(Records provided)

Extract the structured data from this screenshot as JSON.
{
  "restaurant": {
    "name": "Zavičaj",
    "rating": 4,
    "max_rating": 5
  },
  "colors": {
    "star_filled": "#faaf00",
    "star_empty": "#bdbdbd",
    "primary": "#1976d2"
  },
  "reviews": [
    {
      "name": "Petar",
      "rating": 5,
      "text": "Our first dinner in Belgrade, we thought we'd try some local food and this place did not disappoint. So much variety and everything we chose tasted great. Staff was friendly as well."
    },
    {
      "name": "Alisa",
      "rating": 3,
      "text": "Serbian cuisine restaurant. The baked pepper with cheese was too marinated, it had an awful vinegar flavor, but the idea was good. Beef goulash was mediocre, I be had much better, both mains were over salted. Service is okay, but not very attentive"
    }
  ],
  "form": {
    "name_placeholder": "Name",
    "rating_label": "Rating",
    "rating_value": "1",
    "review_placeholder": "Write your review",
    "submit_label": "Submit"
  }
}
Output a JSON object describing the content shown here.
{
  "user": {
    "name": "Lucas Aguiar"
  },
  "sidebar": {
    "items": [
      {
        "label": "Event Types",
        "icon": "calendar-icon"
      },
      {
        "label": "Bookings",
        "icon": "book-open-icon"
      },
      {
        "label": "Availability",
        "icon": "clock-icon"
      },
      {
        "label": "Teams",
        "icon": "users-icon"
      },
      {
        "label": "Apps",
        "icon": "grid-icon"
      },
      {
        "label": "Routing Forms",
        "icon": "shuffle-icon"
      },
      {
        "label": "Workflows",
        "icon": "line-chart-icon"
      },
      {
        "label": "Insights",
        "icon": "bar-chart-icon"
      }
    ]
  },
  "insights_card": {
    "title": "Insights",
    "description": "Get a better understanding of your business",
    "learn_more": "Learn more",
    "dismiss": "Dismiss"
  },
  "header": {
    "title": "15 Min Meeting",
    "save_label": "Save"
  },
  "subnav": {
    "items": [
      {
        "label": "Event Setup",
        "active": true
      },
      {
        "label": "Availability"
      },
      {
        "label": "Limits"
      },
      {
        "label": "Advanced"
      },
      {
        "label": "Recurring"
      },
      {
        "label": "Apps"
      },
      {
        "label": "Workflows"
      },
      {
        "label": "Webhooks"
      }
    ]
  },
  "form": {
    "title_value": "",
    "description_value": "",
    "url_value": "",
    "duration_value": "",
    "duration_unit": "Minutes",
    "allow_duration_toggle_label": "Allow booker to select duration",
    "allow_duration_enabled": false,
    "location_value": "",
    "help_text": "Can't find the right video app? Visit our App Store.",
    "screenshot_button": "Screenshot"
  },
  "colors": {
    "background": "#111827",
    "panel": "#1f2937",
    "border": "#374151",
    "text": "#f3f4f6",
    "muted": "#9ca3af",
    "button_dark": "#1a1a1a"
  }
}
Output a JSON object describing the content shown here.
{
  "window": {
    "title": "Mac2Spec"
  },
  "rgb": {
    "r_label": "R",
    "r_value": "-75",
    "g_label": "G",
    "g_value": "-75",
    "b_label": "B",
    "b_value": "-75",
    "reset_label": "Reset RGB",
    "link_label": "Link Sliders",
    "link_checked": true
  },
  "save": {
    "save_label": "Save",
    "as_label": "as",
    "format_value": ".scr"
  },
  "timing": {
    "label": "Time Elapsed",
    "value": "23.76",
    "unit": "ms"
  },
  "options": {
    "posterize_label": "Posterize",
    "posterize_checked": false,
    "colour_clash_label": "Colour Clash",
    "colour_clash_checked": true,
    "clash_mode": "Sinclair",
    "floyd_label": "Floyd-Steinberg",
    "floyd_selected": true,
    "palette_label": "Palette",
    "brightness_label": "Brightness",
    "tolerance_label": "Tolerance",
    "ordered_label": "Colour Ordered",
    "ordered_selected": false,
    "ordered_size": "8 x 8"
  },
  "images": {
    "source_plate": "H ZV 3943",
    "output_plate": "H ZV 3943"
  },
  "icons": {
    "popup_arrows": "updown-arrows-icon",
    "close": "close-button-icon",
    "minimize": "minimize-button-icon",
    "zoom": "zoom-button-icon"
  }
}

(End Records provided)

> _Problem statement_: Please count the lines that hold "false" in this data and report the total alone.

> _Solution below_: 3